What you return must match the entries exactly, except that the pictures are gone.
--------
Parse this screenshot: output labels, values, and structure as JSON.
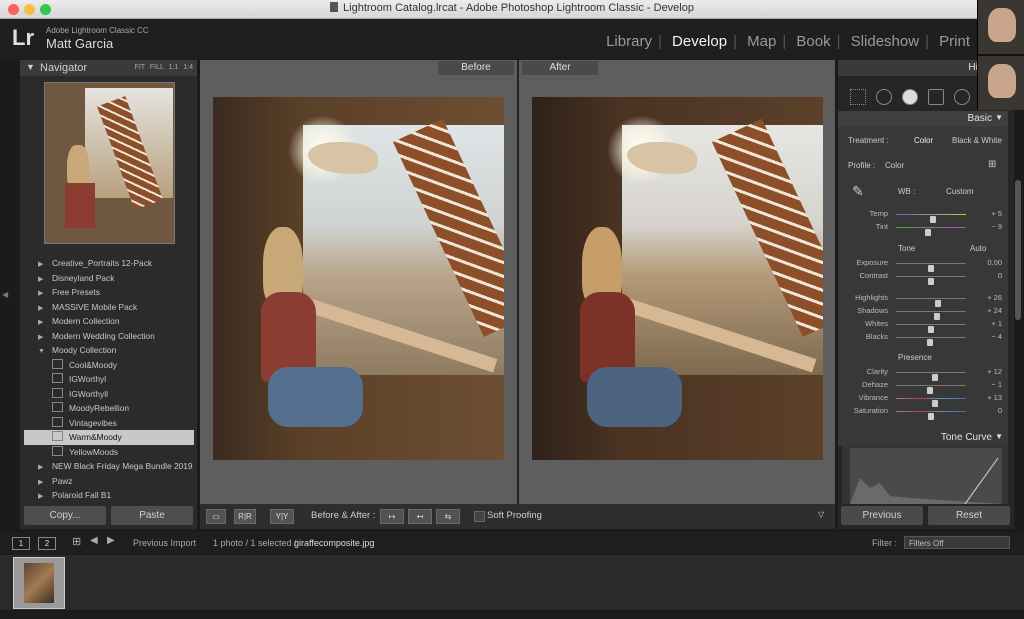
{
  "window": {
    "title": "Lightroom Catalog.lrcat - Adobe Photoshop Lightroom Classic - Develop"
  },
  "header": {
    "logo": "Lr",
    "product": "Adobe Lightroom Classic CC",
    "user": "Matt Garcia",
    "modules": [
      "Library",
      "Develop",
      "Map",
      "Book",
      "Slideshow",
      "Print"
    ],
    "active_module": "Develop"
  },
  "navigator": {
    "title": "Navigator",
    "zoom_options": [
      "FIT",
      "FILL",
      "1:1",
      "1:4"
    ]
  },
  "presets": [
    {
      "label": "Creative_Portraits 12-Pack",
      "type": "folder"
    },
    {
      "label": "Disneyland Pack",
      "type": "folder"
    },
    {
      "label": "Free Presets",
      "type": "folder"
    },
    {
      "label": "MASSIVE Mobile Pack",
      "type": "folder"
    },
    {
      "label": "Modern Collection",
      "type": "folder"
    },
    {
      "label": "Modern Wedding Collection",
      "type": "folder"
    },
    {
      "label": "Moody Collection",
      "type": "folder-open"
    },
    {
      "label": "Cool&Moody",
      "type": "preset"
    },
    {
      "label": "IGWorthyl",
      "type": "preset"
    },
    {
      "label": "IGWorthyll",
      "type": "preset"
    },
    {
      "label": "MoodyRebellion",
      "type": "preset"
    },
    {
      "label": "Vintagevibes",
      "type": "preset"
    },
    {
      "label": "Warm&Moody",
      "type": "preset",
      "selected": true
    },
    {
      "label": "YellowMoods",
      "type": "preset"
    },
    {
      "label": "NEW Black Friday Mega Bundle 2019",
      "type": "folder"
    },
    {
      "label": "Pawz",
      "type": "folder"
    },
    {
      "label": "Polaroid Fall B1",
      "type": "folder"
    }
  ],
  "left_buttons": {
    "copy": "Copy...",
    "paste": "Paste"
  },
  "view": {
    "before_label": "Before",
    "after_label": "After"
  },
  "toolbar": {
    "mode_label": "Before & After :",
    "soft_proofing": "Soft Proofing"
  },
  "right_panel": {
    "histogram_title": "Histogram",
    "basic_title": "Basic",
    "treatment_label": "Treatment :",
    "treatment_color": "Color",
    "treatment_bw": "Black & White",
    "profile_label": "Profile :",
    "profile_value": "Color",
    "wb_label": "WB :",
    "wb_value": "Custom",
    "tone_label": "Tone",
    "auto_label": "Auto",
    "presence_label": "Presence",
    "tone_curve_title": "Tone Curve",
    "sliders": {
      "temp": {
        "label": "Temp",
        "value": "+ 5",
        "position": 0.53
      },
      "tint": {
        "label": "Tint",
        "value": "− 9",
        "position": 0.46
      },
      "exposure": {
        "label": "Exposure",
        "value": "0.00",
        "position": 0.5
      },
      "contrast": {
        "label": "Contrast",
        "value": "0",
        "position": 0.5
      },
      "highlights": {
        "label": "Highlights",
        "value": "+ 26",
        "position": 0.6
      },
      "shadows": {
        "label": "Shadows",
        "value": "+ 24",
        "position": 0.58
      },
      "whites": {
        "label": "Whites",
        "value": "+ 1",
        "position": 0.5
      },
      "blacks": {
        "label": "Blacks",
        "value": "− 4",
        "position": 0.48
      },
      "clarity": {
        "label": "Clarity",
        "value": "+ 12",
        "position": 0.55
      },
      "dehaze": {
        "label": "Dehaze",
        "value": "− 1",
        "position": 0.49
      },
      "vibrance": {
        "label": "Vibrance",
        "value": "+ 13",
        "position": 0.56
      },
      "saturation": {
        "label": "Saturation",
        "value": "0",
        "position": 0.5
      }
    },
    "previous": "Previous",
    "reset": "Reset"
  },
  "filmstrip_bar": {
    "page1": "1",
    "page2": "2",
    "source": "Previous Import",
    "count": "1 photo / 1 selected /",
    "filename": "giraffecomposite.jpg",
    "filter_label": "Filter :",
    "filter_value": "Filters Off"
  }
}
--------
#### Task solution
Parse this screenshot: output labels, values, and structure as JSON.
{
  "window": {
    "title": "Lightroom Catalog.lrcat - Adobe Photoshop Lightroom Classic - Develop"
  },
  "header": {
    "logo": "Lr",
    "product": "Adobe Lightroom Classic CC",
    "user": "Matt Garcia",
    "modules": [
      "Library",
      "Develop",
      "Map",
      "Book",
      "Slideshow",
      "Print"
    ],
    "active_module": "Develop"
  },
  "navigator": {
    "title": "Navigator",
    "zoom_options": [
      "FIT",
      "FILL",
      "1:1",
      "1:4"
    ]
  },
  "presets": [
    {
      "label": "Creative_Portraits 12-Pack",
      "type": "folder"
    },
    {
      "label": "Disneyland Pack",
      "type": "folder"
    },
    {
      "label": "Free Presets",
      "type": "folder"
    },
    {
      "label": "MASSIVE Mobile Pack",
      "type": "folder"
    },
    {
      "label": "Modern Collection",
      "type": "folder"
    },
    {
      "label": "Modern Wedding Collection",
      "type": "folder"
    },
    {
      "label": "Moody Collection",
      "type": "folder-open"
    },
    {
      "label": "Cool&Moody",
      "type": "preset"
    },
    {
      "label": "IGWorthyl",
      "type": "preset"
    },
    {
      "label": "IGWorthyll",
      "type": "preset"
    },
    {
      "label": "MoodyRebellion",
      "type": "preset"
    },
    {
      "label": "Vintagevibes",
      "type": "preset"
    },
    {
      "label": "Warm&Moody",
      "type": "preset",
      "selected": true
    },
    {
      "label": "YellowMoods",
      "type": "preset"
    },
    {
      "label": "NEW Black Friday Mega Bundle 2019",
      "type": "folder"
    },
    {
      "label": "Pawz",
      "type": "folder"
    },
    {
      "label": "Polaroid Fall B1",
      "type": "folder"
    }
  ],
  "left_buttons": {
    "copy": "Copy...",
    "paste": "Paste"
  },
  "view": {
    "before_label": "Before",
    "after_label": "After"
  },
  "toolbar": {
    "mode_label": "Before & After :",
    "soft_proofing": "Soft Proofing"
  },
  "right_panel": {
    "histogram_title": "Histogram",
    "basic_title": "Basic",
    "treatment_label": "Treatment :",
    "treatment_color": "Color",
    "treatment_bw": "Black & White",
    "profile_label": "Profile :",
    "profile_value": "Color",
    "wb_label": "WB :",
    "wb_value": "Custom",
    "tone_label": "Tone",
    "auto_label": "Auto",
    "presence_label": "Presence",
    "tone_curve_title": "Tone Curve",
    "sliders": {
      "temp": {
        "label": "Temp",
        "value": "+ 5",
        "position": 0.53
      },
      "tint": {
        "label": "Tint",
        "value": "− 9",
        "position": 0.46
      },
      "exposure": {
        "label": "Exposure",
        "value": "0.00",
        "position": 0.5
      },
      "contrast": {
        "label": "Contrast",
        "value": "0",
        "position": 0.5
      },
      "highlights": {
        "label": "Highlights",
        "value": "+ 26",
        "position": 0.6
      },
      "shadows": {
        "label": "Shadows",
        "value": "+ 24",
        "position": 0.58
      },
      "whites": {
        "label": "Whites",
        "value": "+ 1",
        "position": 0.5
      },
      "blacks": {
        "label": "Blacks",
        "value": "− 4",
        "position": 0.48
      },
      "clarity": {
        "label": "Clarity",
        "value": "+ 12",
        "position": 0.55
      },
      "dehaze": {
        "label": "Dehaze",
        "value": "− 1",
        "position": 0.49
      },
      "vibrance": {
        "label": "Vibrance",
        "value": "+ 13",
        "position": 0.56
      },
      "saturation": {
        "label": "Saturation",
        "value": "0",
        "position": 0.5
      }
    },
    "previous": "Previous",
    "reset": "Reset"
  },
  "filmstrip_bar": {
    "page1": "1",
    "page2": "2",
    "source": "Previous Import",
    "count": "1 photo / 1 selected /",
    "filename": "giraffecomposite.jpg",
    "filter_label": "Filter :",
    "filter_value": "Filters Off"
  }
}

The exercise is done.